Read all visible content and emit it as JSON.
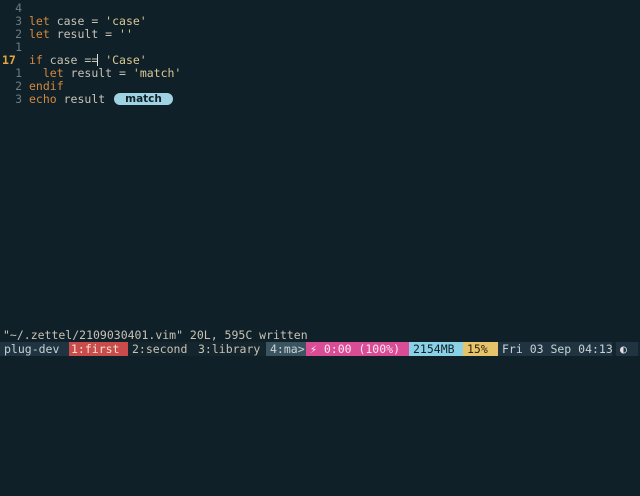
{
  "editor": {
    "lines": [
      {
        "num": "4",
        "current": false,
        "tokens": []
      },
      {
        "num": "3",
        "current": false,
        "tokens": [
          {
            "cls": "kw",
            "t": "let"
          },
          {
            "cls": "plain",
            "t": " case = "
          },
          {
            "cls": "str",
            "t": "'case'"
          }
        ]
      },
      {
        "num": "2",
        "current": false,
        "tokens": [
          {
            "cls": "kw",
            "t": "let"
          },
          {
            "cls": "plain",
            "t": " result = "
          },
          {
            "cls": "str",
            "t": "''"
          }
        ]
      },
      {
        "num": "1",
        "current": false,
        "tokens": []
      },
      {
        "num": "17",
        "current": true,
        "tokens": [
          {
            "cls": "kw",
            "t": "if"
          },
          {
            "cls": "plain",
            "t": " case =="
          },
          {
            "cls": "cursor",
            "t": ""
          },
          {
            "cls": "plain",
            "t": " "
          },
          {
            "cls": "str",
            "t": "'Case'"
          }
        ]
      },
      {
        "num": "1",
        "current": false,
        "tokens": [
          {
            "cls": "plain",
            "t": "  "
          },
          {
            "cls": "kw",
            "t": "let"
          },
          {
            "cls": "plain",
            "t": " result = "
          },
          {
            "cls": "str",
            "t": "'match'"
          }
        ]
      },
      {
        "num": "2",
        "current": false,
        "tokens": [
          {
            "cls": "kw",
            "t": "endif"
          }
        ]
      },
      {
        "num": "3",
        "current": false,
        "tokens": [
          {
            "cls": "kw",
            "t": "echo"
          },
          {
            "cls": "plain",
            "t": " result"
          }
        ]
      }
    ],
    "virtual_text": "match"
  },
  "cmdline": "\"~/.zettel/2109030401.vim\" 20L, 595C written",
  "statusbar": {
    "session": "plug-dev",
    "windows": [
      "1:first",
      "2:second",
      "3:library",
      "4:ma>"
    ],
    "battery": "⚡ 0:00 (100%)",
    "memory": "2154MB",
    "cpu": "15%",
    "datetime": "Fri 03 Sep 04:13",
    "moon": "◐"
  },
  "colors": {
    "background": "#0f2029",
    "keyword": "#d4883c",
    "string": "#d9c894",
    "active_window": "#c94b4b",
    "battery_segment": "#d94c96",
    "memory_segment": "#8ad0e6",
    "cpu_segment": "#e7c36a"
  }
}
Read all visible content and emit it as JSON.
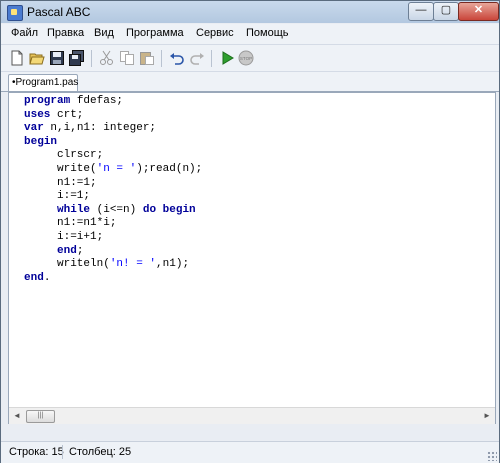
{
  "window": {
    "title": "Pascal ABC",
    "min": "—",
    "max": "▢",
    "close": "✕"
  },
  "menu": [
    "Файл",
    "Правка",
    "Вид",
    "Программа",
    "Сервис",
    "Помощь"
  ],
  "toolbar": {
    "icons": [
      "new-file-icon",
      "open-folder-icon",
      "save-icon",
      "save-all-icon",
      "cut-icon",
      "copy-icon",
      "paste-icon",
      "undo-icon",
      "redo-icon",
      "run-icon",
      "stop-icon"
    ],
    "stop_label": "STOP"
  },
  "tabs": [
    {
      "label": "•Program1.pas"
    }
  ],
  "editor": {
    "lines": [
      [
        [
          "kw",
          "program"
        ],
        [
          "t",
          " fdefas;"
        ]
      ],
      [
        [
          "kw",
          "uses"
        ],
        [
          "t",
          " crt;"
        ]
      ],
      [
        [
          "kw",
          "var"
        ],
        [
          "t",
          " n,i,n1: integer;"
        ]
      ],
      [
        [
          "kw",
          "begin"
        ]
      ],
      [
        [
          "t",
          "     clrscr;"
        ]
      ],
      [
        [
          "t",
          "     write("
        ],
        [
          "str",
          "'n = '"
        ],
        [
          "t",
          ");read(n);"
        ]
      ],
      [
        [
          "t",
          "     n1:=1;"
        ]
      ],
      [
        [
          "t",
          "     i:=1;"
        ]
      ],
      [
        [
          "t",
          "     "
        ],
        [
          "kw",
          "while"
        ],
        [
          "t",
          " (i<=n) "
        ],
        [
          "kw",
          "do begin"
        ]
      ],
      [
        [
          "t",
          "     n1:=n1*i;"
        ]
      ],
      [
        [
          "t",
          "     i:=i+1;"
        ]
      ],
      [
        [
          "t",
          "     "
        ],
        [
          "kw",
          "end"
        ],
        [
          "t",
          ";"
        ]
      ],
      [
        [
          "t",
          "     writeln("
        ],
        [
          "str",
          "'n! = '"
        ],
        [
          "t",
          ",n1);"
        ]
      ],
      [
        [
          "kw",
          "end"
        ],
        [
          "t",
          "."
        ]
      ]
    ]
  },
  "scrollbar": {
    "left": "◄",
    "right": "►",
    "thumb": "|||"
  },
  "status": {
    "line": "Строка: 15",
    "col": "Столбец: 25"
  },
  "colors": {
    "keyword": "#000099",
    "string": "#0000ff",
    "run": "#2e9e2e"
  }
}
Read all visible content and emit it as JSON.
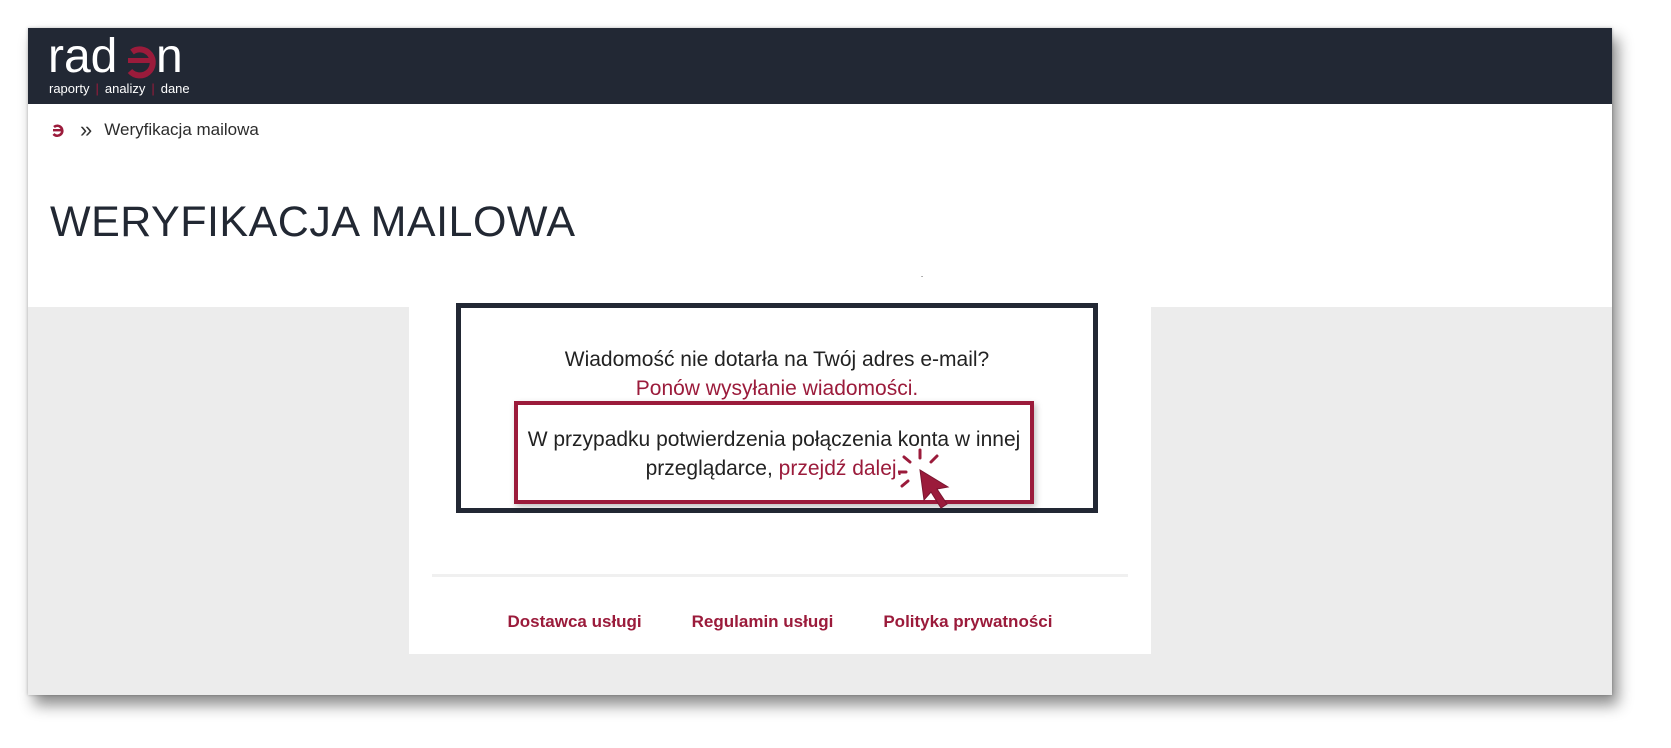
{
  "brand": {
    "logo_text": "radon",
    "tagline": [
      "raporty",
      "analizy",
      "dane"
    ],
    "accent_color": "#9b1b3b",
    "topbar_color": "#222834"
  },
  "breadcrumb": {
    "home_icon": "radon-e-icon",
    "separator": "»",
    "current": "Weryfikacja mailowa"
  },
  "page": {
    "title": "WERYFIKACJA MAILOWA"
  },
  "notice": {
    "question": "Wiadomość nie dotarła na Twój adres e-mail?",
    "resend_link": "Ponów wysyłanie wiadomości",
    "resend_suffix": ".",
    "other_browser_text": "W przypadku potwierdzenia połączenia konta w innej przeglądarce,",
    "proceed_link": "przejdź dalej",
    "proceed_suffix": "."
  },
  "footer": {
    "links": [
      "Dostawca usługi",
      "Regulamin usługi",
      "Polityka prywatności"
    ]
  }
}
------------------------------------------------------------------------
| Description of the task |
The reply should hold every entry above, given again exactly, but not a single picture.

| Task result |
Read all visible content and emit it as JSON.
{
  "editor": {
    "lines": [
      {
        "num": "4",
        "current": false,
        "tokens": []
      },
      {
        "num": "3",
        "current": false,
        "tokens": [
          {
            "cls": "kw",
            "t": "let"
          },
          {
            "cls": "plain",
            "t": " case = "
          },
          {
            "cls": "str",
            "t": "'case'"
          }
        ]
      },
      {
        "num": "2",
        "current": false,
        "tokens": [
          {
            "cls": "kw",
            "t": "let"
          },
          {
            "cls": "plain",
            "t": " result = "
          },
          {
            "cls": "str",
            "t": "''"
          }
        ]
      },
      {
        "num": "1",
        "current": false,
        "tokens": []
      },
      {
        "num": "17",
        "current": true,
        "tokens": [
          {
            "cls": "kw",
            "t": "if"
          },
          {
            "cls": "plain",
            "t": " case =="
          },
          {
            "cls": "cursor",
            "t": ""
          },
          {
            "cls": "plain",
            "t": " "
          },
          {
            "cls": "str",
            "t": "'Case'"
          }
        ]
      },
      {
        "num": "1",
        "current": false,
        "tokens": [
          {
            "cls": "plain",
            "t": "  "
          },
          {
            "cls": "kw",
            "t": "let"
          },
          {
            "cls": "plain",
            "t": " result = "
          },
          {
            "cls": "str",
            "t": "'match'"
          }
        ]
      },
      {
        "num": "2",
        "current": false,
        "tokens": [
          {
            "cls": "kw",
            "t": "endif"
          }
        ]
      },
      {
        "num": "3",
        "current": false,
        "tokens": [
          {
            "cls": "kw",
            "t": "echo"
          },
          {
            "cls": "plain",
            "t": " result"
          }
        ]
      }
    ],
    "virtual_text": "match"
  },
  "cmdline": "\"~/.zettel/2109030401.vim\" 20L, 595C written",
  "statusbar": {
    "session": "plug-dev",
    "windows": [
      "1:first",
      "2:second",
      "3:library",
      "4:ma>"
    ],
    "battery": "⚡ 0:00 (100%)",
    "memory": "2154MB",
    "cpu": "15%",
    "datetime": "Fri 03 Sep 04:13",
    "moon": "◐"
  },
  "colors": {
    "background": "#0f2029",
    "keyword": "#d4883c",
    "string": "#d9c894",
    "active_window": "#c94b4b",
    "battery_segment": "#d94c96",
    "memory_segment": "#8ad0e6",
    "cpu_segment": "#e7c36a"
  }
}
Read all visible content and emit it as JSON.
{
  "window": {
    "title": "Pascal ABC",
    "min": "—",
    "max": "▢",
    "close": "✕"
  },
  "menu": [
    "Файл",
    "Правка",
    "Вид",
    "Программа",
    "Сервис",
    "Помощь"
  ],
  "toolbar": {
    "icons": [
      "new-file-icon",
      "open-folder-icon",
      "save-icon",
      "save-all-icon",
      "cut-icon",
      "copy-icon",
      "paste-icon",
      "undo-icon",
      "redo-icon",
      "run-icon",
      "stop-icon"
    ],
    "stop_label": "STOP"
  },
  "tabs": [
    {
      "label": "•Program1.pas"
    }
  ],
  "editor": {
    "lines": [
      [
        [
          "kw",
          "program"
        ],
        [
          "t",
          " fdefas;"
        ]
      ],
      [
        [
          "kw",
          "uses"
        ],
        [
          "t",
          " crt;"
        ]
      ],
      [
        [
          "kw",
          "var"
        ],
        [
          "t",
          " n,i,n1: integer;"
        ]
      ],
      [
        [
          "kw",
          "begin"
        ]
      ],
      [
        [
          "t",
          "     clrscr;"
        ]
      ],
      [
        [
          "t",
          "     write("
        ],
        [
          "str",
          "'n = '"
        ],
        [
          "t",
          ");read(n);"
        ]
      ],
      [
        [
          "t",
          "     n1:=1;"
        ]
      ],
      [
        [
          "t",
          "     i:=1;"
        ]
      ],
      [
        [
          "t",
          "     "
        ],
        [
          "kw",
          "while"
        ],
        [
          "t",
          " (i<=n) "
        ],
        [
          "kw",
          "do begin"
        ]
      ],
      [
        [
          "t",
          "     n1:=n1*i;"
        ]
      ],
      [
        [
          "t",
          "     i:=i+1;"
        ]
      ],
      [
        [
          "t",
          "     "
        ],
        [
          "kw",
          "end"
        ],
        [
          "t",
          ";"
        ]
      ],
      [
        [
          "t",
          "     writeln("
        ],
        [
          "str",
          "'n! = '"
        ],
        [
          "t",
          ",n1);"
        ]
      ],
      [
        [
          "kw",
          "end"
        ],
        [
          "t",
          "."
        ]
      ]
    ]
  },
  "scrollbar": {
    "left": "◄",
    "right": "►",
    "thumb": "|||"
  },
  "status": {
    "line": "Строка: 15",
    "col": "Столбец: 25"
  },
  "colors": {
    "keyword": "#000099",
    "string": "#0000ff",
    "run": "#2e9e2e"
  }
}
Read all visible content and emit it as JSON.
{
  "brand": {
    "logo_text": "radon",
    "tagline": [
      "raporty",
      "analizy",
      "dane"
    ],
    "accent_color": "#9b1b3b",
    "topbar_color": "#222834"
  },
  "breadcrumb": {
    "home_icon": "radon-e-icon",
    "separator": "»",
    "current": "Weryfikacja mailowa"
  },
  "page": {
    "title": "WERYFIKACJA MAILOWA"
  },
  "notice": {
    "question": "Wiadomość nie dotarła na Twój adres e-mail?",
    "resend_link": "Ponów wysyłanie wiadomości",
    "resend_suffix": ".",
    "other_browser_text": "W przypadku potwierdzenia połączenia konta w innej przeglądarce,",
    "proceed_link": "przejdź dalej",
    "proceed_suffix": "."
  },
  "footer": {
    "links": [
      "Dostawca usługi",
      "Regulamin usługi",
      "Polityka prywatności"
    ]
  }
}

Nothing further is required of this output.